The task » Report the lines of the material that carry the string "FlyAway".

-------- Dataset extract --------

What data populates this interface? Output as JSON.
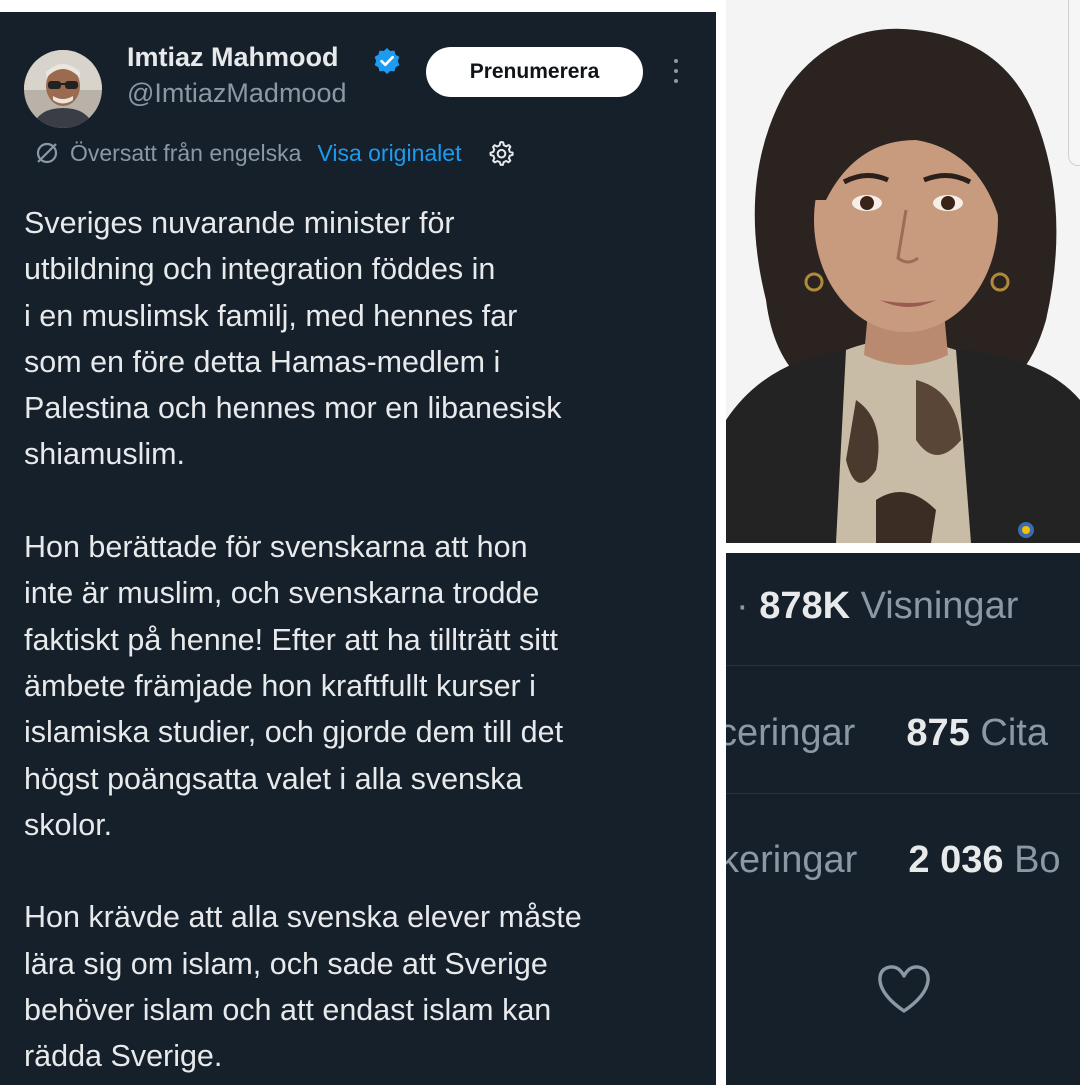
{
  "tweet": {
    "author_name": "Imtiaz Mahmood",
    "author_handle": "@ImtiazMadmood",
    "subscribe_label": "Prenumerera",
    "translation_label": "Översatt från engelska",
    "show_original_label": "Visa originalet",
    "paragraphs": [
      "Sveriges nuvarande minister för\nutbildning och integration föddes in\ni en muslimsk familj, med hennes far\nsom en före detta Hamas-medlem i\nPalestina och hennes mor en libanesisk\nshiamuslim.",
      "Hon berättade för svenskarna att hon\ninte är muslim, och svenskarna trodde\nfaktiskt på henne! Efter att ha tillträtt sitt\nämbete främjade hon kraftfullt kurser i\nislamiska studier, och gjorde dem till det\nhögst poängsatta valet i alla svenska\nskolor.",
      "Hon krävde att alla svenska elever måste\nlära sig om islam, och sade att Sverige\nbehöver islam och att endast islam kan\nrädda Sverige."
    ]
  },
  "stats": {
    "views_prefix": "·",
    "views_value": "878K",
    "views_label": "Visningar",
    "row2_left": "ceringar",
    "row2_value": "875",
    "row2_right": "Cita",
    "row3_left": "keringar",
    "row3_value": "2 036",
    "row3_right": "Bo"
  },
  "icons": {
    "verified": "verified-badge-icon",
    "translate": "translate-icon",
    "settings": "gear-icon",
    "more": "more-vertical-icon",
    "like": "heart-icon"
  },
  "colors": {
    "background_dark": "#15202b",
    "text_primary": "#e7e9ea",
    "text_secondary": "#8b98a5",
    "link": "#1d9bf0"
  }
}
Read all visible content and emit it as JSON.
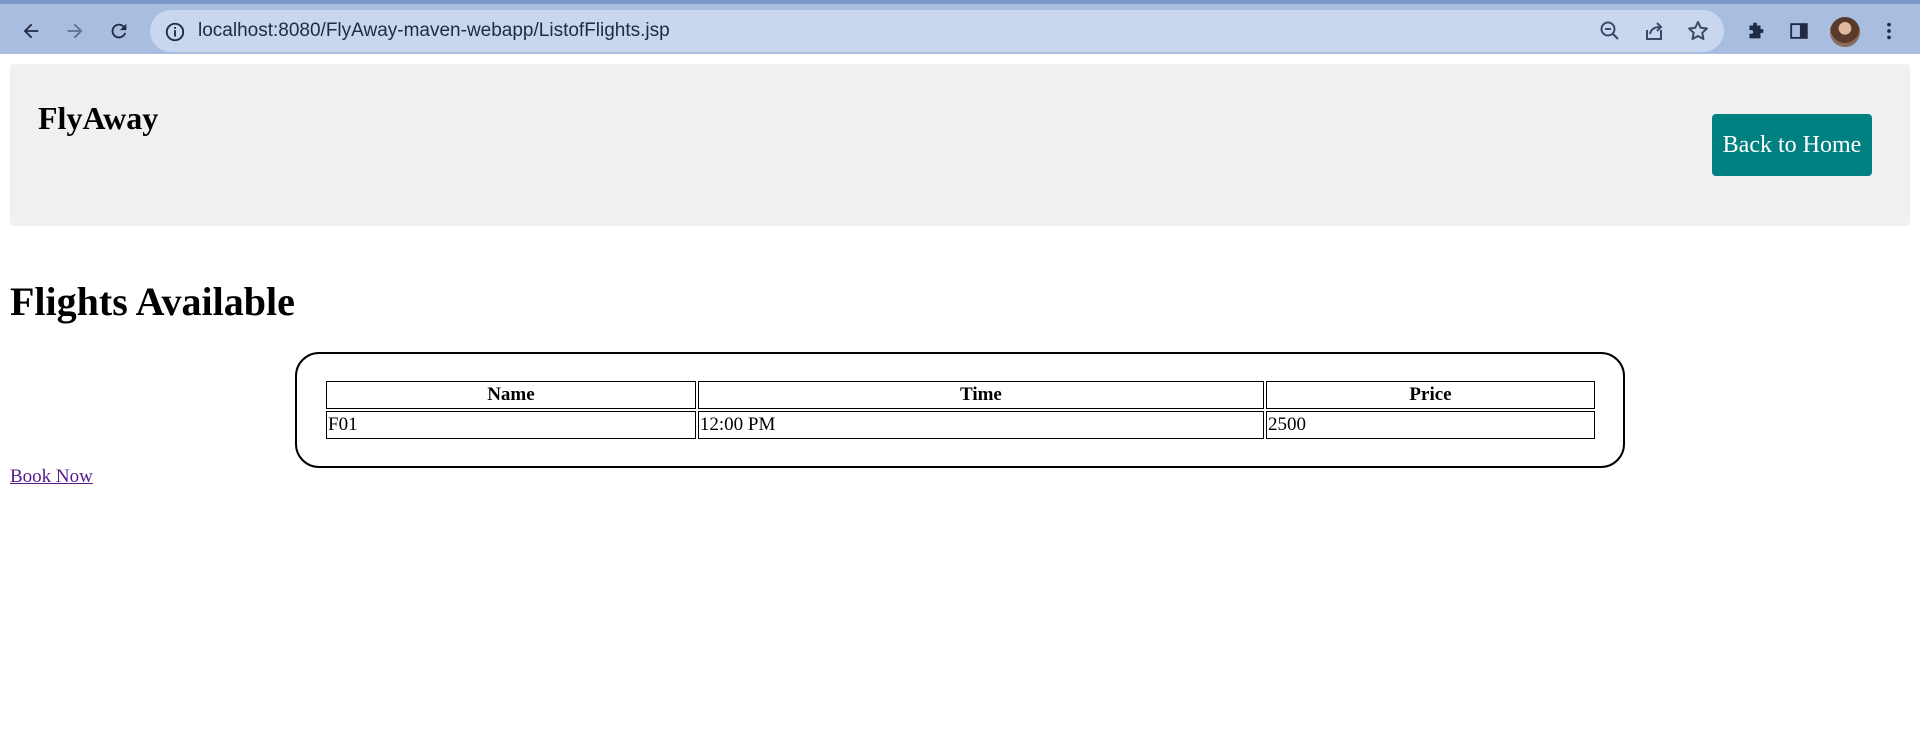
{
  "browser": {
    "url": "localhost:8080/FlyAway-maven-webapp/ListofFlights.jsp",
    "icons": [
      "back-icon",
      "forward-icon",
      "reload-icon",
      "site-info-icon",
      "zoom-out-icon",
      "share-icon",
      "star-icon",
      "extensions-icon",
      "side-panel-icon",
      "avatar",
      "menu-icon"
    ]
  },
  "header": {
    "brand": "FlyAway",
    "home_button": "Back to Home",
    "accent_color": "#008080"
  },
  "main": {
    "title": "Flights Available",
    "table": {
      "columns": [
        "Name",
        "Time",
        "Price"
      ],
      "rows": [
        [
          "F01",
          "12:00 PM",
          "2500"
        ]
      ]
    },
    "book_link": "Book Now"
  }
}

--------

Answer area »
    "url": "localhost:8080/FlyAway-maven-webapp/ListofFlights.jsp",
    "brand": "FlyAway",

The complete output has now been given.